The idea that someone or something is out there recording every thing we might think to regurgitate online is supposed to terrify us. This is Big Brother that George Orwell warned was about, isn't it? The reality, as James Gleick describes it, is not quite so straight forward.
This is an ocean of ephemera. A library of Babel. No one is under any illusions about the likely quality—seriousness, veracity, originality, wisdom—of any one tweet. The library will take the bad with the good: the rumors and lies, the prattle, puns, hoots, jeers, bluster, invective, bawdy probes, vile gossip, epigrams, anagrams, quips and jibes, hearsay and tittle-tattle, pleading, chicanery, jabbering, quibbling, block writing and ASCII art, self-promotion and humblebragging, grandiloquence and stultiloquence. New news every millisecond. A vast confusion of vows, wishes, actions, edicts, petitions, lawsuits, pleas, laws, proclamations, complaints, grievances. Now comical then tragical matters.I confess, every so often I tweet, but I have no illusions about the infinitesimal significance of absolutely every tweet with my name attached to it. I also have no qualms about the Library of Congress indexing my ephemera. Nor everyone else's ephemera either. The fear of Big Brother is founded on an idea that behind every piece of technology there is a unpredictable, possibly even capricious, personality waiting to stick it to you. It's to let your imagination run away on your rationality.

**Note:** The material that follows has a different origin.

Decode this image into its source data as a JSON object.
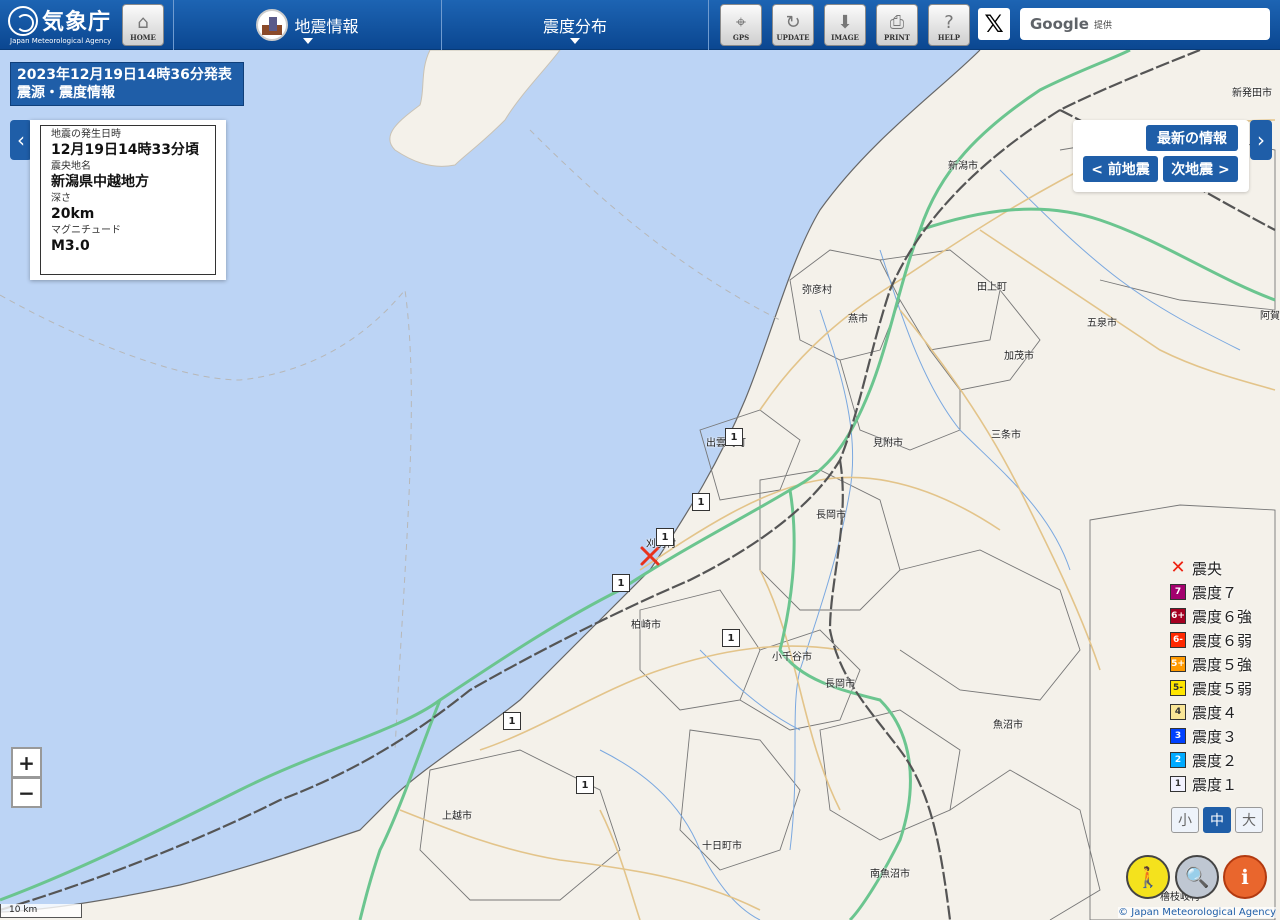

Presumably if someone searched for my name, they could find whatever I had thrown into the vast Twitterverse. Some of it might be incriminating in some small way or other, but that has less to do with the technology, than it has to do with the person interested, and, more to the point, with me. If that hypothetical person followed the changing content of my tweets, they might be able to make sense of my changing interests. But how much would it actually reveal about me?
The Twitterverse could be thought of as governed by the law of karma. Whatever has already been tweeted follows us around wherever we go, with the potential to jump up and kick us in the ass at the worst possible moment. Though this is not because karma has it out for us. Karma is absolutely impartial, because whatever it does to us, we have, in point of fact, done to ourselves.
Of course, on the other side of the coin, the more likely way things play out, is an image of a indistinguishable straw in a haystack.
Combined with a little prudence on your part, the likelihood of of Big Brother finding anything incriminating is slim to nil--and slim just left town.